It appears a new ticketing system for visitors to Machu Picchu to enter the Inca citadel in two shifts, one in the morning and the other in the afternoon, could be coming sooner than previously announced — this month, in fact.
Ricardo Ruiz Caro, chief of Cusco’s regional Culture Directorate, told reporters that the new policy could take effect as soon as July 15.
The first shift would be from 6 a.m. until 1 p.m. and the second from 1 p.m. until 5:30 p.m.
Alarmingly, Ruiz Caro indicated that the early entry would be for foreign visitors, while “preference” would be given to Cusco locals and Peruvian citizens in the later shift, along with a 30% discount for the inconvenience.
He did not elaborate and Ministry of Culture officials in Cusco haven’t been forthcoming about exactly how this new ticketing system is going to work.
The measure would continue through the rest of the high season, which ends in October, Ruiz Caro said.
So, why is this happening? Read More
Peru’s tourism ministry and the district of Barranco are about to embark on a major makeover of one of Lima’s best known spots for lovers to steal an enchanted kiss.
Barranco’s famed nighttime attraction for traveling couples, el Puente de los Suspiros, or the Bridge of Sighs, will undergo a 940 thousand sole (or about $338,000) restoration. The work is scheduled to begin later this month, and should be completed in September. It’s part of a larger 10 million sole renewal project, that will also repair the dilapidated La Hermita Chapel.
The work will include replacing the rotted and damaged pine planks that span the 92-foot long bridge, built in 1876.
“There will be no modification to the design, nor will they build any additions. It’s just restoration,” said Barranco’s district mayor, Jessica Vargas.

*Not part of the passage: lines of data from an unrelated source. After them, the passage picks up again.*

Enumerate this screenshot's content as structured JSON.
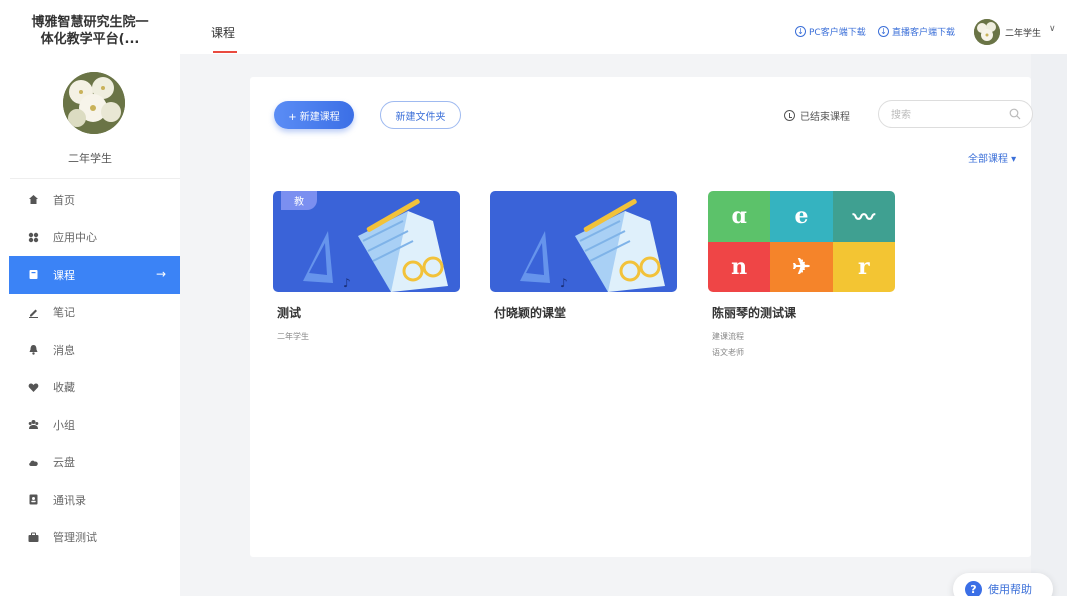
{
  "sidebar": {
    "brand_line1": "博雅智慧研究生院一",
    "brand_line2": "体化教学平台(...",
    "user_name": "二年学生",
    "items": [
      {
        "label": "首页",
        "icon": "home-icon"
      },
      {
        "label": "应用中心",
        "icon": "apps-icon"
      },
      {
        "label": "课程",
        "icon": "book-icon",
        "active": true
      },
      {
        "label": "笔记",
        "icon": "pen-icon"
      },
      {
        "label": "消息",
        "icon": "bell-icon"
      },
      {
        "label": "收藏",
        "icon": "heart-icon"
      },
      {
        "label": "小组",
        "icon": "group-icon"
      },
      {
        "label": "云盘",
        "icon": "cloud-icon"
      },
      {
        "label": "通讯录",
        "icon": "contacts-icon"
      },
      {
        "label": "管理测试",
        "icon": "briefcase-icon"
      }
    ],
    "active_arrow": "→"
  },
  "topbar": {
    "tab": "课程",
    "pc_download": "PC客户端下载",
    "live_download": "直播客户端下载",
    "user_name": "二年学生",
    "chevron": "∨"
  },
  "toolbar": {
    "new_course": "+ 新建课程",
    "new_folder": "新建文件夹",
    "ended_courses": "已结束课程",
    "search_placeholder": "搜索",
    "all_courses": "全部课程 ▾"
  },
  "courses": [
    {
      "title": "测试",
      "meta1": "二年学生",
      "meta2": "",
      "badge": "教"
    },
    {
      "title": "付晓颖的课堂",
      "meta1": "",
      "meta2": ""
    },
    {
      "title": "陈丽琴的测试课",
      "meta1": "建课流程",
      "meta2": "语文老师"
    }
  ],
  "help": {
    "label": "使用帮助",
    "icon": "?"
  }
}
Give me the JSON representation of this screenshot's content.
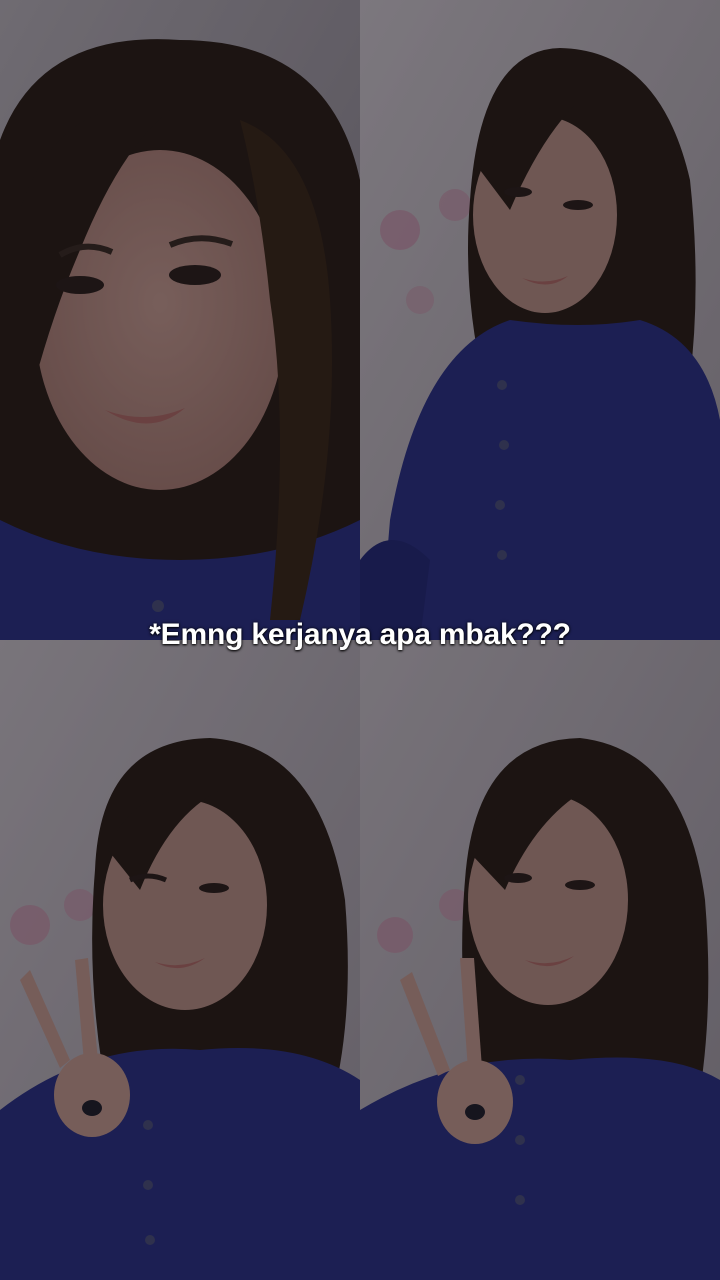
{
  "caption": {
    "text": "*Emng kerjanya apa mbak???"
  },
  "photos": [
    {
      "name": "photo-closeup"
    },
    {
      "name": "photo-seated"
    },
    {
      "name": "photo-wink-peace"
    },
    {
      "name": "photo-peace"
    }
  ],
  "colors": {
    "shirt": "#2a2f86",
    "hair": "#2a1d16",
    "skin": "#b78a80",
    "curtain": "#c9c1c8",
    "caption_text": "#ffffff"
  }
}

Legend has it that if you can successfully hold your breath while walking the full expanse of the bridge while concentrating on a romantic wish, your heart’s desire will be granted.
But the aim is not to increase the number of tourists entering the Inca sanctuary, officials insist
A new ticketing system will be implemented by year’s end for visitors to Machu Picchu to enter the Inca citadel in two shifts, one in the morning and the other in the afternoon, Peru’s vice minister of Culture said this week.
The change is being made to streamline access and even out load capacity at the ruins, Luis Jaime Castillo told reporters.
“The idea of creating two shifts is not to put more people into Machu Picchu, but rather to distribute them more adequately,” he said. “As it stands now, 90 percent of visits to the sanctuary occur in the morning, and the rest in the afternoon. In other words, the current distribution is not right.”
A legal tug-of-war is brewing over the little known ancient Peruvian citadel of Choquequirao — often referred to as Machu Picchu’s sister city.
With plans underway to build Peru’s first cable cars to the 15th century mountaintop ruins, regional officials in Cusco are threatening to file a court injunction against neighboring Apurímac to halt the project. They contend that Cusco has been left out of the planning and the potential tourism revenue it would reap.
The cable cars will travel 2.8 miles (5.4km) from Kiuñalla in Apurímac department to the Choquequirao archeological park in Cusco department, crossing the Apurímac canyon. Travel time will be 15 minutes and the system will be able to carry 400 people an hour. Read More